Poor connections between production and distribution, limited knowledge sharing about what crops grow best where, and incomplete access to information about agricultural markets all contribute to global food insecurity. Agriculture and nutrition data can help.

USDA Market News Reporters Know Beef

The United States is the largest beef producer and one of the largest beef exporters in the world.  In order to remain competitive, our Nation’s beef producers and everyone else in the supply chain need reliable data to evaluate market conditions, identify trends, make purchasing decisions, and monitor price patterns.

USDA Market News – part of USDA’s Agricultural Marketing Service – provides the entire beef industry with equal access to the data they need with just the click of a button.  Livestock, Poultry, and Grain Market News Division reporters gather and disseminate beef market information, ranging from feeder cattle to retail beef prices.  From farm-to-fork, we have the cattle and beef markets covered.

In Conversation with #WomeninAg: Joyce Hunter

In an effort to lift up the opportunities available for women in the agricultural field, USDA shares stories of women who are leading the industry and helping other women succeed along the way. In this post, USDA Deputy Chief Information Officer for Policy and Planning Joyce Hunter shares her perspective as a woman in the technology field and how she puts her unique experience and skills to work at USDA.

Ms. Hunter oversees the Department’s strategic technology planning initiatives, establishes policy framework, and lays the track for the future.

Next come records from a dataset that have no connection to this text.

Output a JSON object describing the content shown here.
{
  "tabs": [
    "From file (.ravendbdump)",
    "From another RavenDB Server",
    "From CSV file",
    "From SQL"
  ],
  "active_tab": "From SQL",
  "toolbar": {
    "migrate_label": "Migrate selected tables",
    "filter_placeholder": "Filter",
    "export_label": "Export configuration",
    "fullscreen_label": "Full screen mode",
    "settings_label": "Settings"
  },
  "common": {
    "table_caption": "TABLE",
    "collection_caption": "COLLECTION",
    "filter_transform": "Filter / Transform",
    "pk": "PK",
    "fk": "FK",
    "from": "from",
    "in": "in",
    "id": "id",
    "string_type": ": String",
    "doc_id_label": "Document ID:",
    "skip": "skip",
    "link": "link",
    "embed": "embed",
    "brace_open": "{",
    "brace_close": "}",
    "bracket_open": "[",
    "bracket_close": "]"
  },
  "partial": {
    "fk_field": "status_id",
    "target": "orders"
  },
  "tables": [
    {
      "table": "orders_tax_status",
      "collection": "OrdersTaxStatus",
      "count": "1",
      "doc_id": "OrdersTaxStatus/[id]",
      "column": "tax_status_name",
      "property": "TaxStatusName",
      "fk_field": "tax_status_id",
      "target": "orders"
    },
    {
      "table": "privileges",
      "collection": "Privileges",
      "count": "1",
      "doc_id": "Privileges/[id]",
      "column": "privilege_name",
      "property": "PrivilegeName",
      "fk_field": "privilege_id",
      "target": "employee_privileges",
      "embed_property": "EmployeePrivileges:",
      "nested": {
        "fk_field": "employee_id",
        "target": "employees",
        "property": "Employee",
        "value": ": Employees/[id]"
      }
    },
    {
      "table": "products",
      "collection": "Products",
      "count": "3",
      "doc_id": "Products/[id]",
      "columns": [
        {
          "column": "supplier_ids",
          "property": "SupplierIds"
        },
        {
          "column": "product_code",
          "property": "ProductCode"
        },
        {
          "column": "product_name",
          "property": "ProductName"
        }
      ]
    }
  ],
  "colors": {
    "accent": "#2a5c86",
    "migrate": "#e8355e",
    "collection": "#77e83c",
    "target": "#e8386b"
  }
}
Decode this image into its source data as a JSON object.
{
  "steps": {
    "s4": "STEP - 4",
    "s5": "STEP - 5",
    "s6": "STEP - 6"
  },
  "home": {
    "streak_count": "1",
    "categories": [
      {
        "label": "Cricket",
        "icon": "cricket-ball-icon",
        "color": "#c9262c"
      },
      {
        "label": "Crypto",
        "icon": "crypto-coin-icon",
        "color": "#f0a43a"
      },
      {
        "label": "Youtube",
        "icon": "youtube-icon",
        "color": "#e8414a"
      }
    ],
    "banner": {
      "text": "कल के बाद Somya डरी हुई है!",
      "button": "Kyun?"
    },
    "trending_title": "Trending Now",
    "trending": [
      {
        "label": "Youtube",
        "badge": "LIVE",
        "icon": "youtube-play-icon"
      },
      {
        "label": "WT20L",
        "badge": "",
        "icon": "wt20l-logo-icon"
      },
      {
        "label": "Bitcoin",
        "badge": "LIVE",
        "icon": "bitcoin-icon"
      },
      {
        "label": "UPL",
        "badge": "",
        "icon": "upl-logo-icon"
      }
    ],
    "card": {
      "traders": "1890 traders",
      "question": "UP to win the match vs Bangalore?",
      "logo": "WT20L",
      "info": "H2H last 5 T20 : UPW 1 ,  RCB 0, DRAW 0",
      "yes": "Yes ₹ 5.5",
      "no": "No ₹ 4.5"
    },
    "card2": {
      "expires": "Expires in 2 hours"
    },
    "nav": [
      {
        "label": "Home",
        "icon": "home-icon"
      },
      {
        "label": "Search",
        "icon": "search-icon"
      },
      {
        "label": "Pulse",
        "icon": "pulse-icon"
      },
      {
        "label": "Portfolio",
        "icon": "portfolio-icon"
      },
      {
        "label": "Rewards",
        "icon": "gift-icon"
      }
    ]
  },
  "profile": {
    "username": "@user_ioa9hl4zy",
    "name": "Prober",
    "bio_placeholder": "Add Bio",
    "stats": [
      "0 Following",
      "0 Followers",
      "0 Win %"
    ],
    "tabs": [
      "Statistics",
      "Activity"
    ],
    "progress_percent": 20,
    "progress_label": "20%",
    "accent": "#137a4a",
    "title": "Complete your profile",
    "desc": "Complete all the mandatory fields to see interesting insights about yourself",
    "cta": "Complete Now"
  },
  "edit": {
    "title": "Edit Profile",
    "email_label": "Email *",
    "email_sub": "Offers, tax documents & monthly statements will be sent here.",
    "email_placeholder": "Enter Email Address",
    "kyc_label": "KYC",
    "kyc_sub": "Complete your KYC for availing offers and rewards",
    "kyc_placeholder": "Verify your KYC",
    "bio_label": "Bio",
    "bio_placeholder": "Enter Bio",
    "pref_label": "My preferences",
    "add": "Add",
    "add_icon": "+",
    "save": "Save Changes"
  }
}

With over 30 years’ experience in the information technology industry, Ms. Hunter has a strong ability to build and sustain relationships with public/private stakeholders and lead innovative projects and inter-agency initiatives.  Earlier this year, she was selected by the editors of FedScoop as one of "D.C.’s Top 50 Women in Technology.”

The Organic Industry Continues Double-Digit Growth with INTEGRITY

Earlier this month, my agency – the Agricultural Marketing Service (AMS) – released data showing that there are now more than 21,000 certified organic operations in the United States, and more than 31,000 around the world.  These numbers represent an increase of almost 12 percent between 2014 and 2015, continuing the trend of rapid growth in the organic sector as consumer demand grows.

It’s not just the numbers themselves that are exciting, though.  The announcement also marks the first time we released the data through the recently launched Organic Integrity Database, a modernized system for tracking certified organic operations.  In the past, AMS’s National Organic Program (NOP) published the number of certified organic operations once a year, using data submitted annually by accredited organic certifying agencies.

Ready to have Market Data as Close as your Smartphone? Here We Go!

Earlier this week, the USDA’s Agricultural Marketing Service (AMS) hosted a webinar on an exciting new initiative to provide unbiased market data to users digitally. Called the Market Analysis & Reporting Services (MARS), this dynamic, innovative technology will assist USDA Market News in collecting and distributing information electronically from remote locations, by combining reporting from all commodity areas (Livestock, Cotton, Specialty Crops, and Dairy) into a single platform.

This modernization effort will improve the transparency, speed, accuracy, and flexibility of this vital service and allow Market News to continue to expand its services to agricultural market participants.  To ensure that our changes meet your needs, we are conducting focus groups and welcome you to participate.  Your input will enable Market News to speed data flow from the agricultural markets, to agency analysts, and to the public, allowing users to create unique content.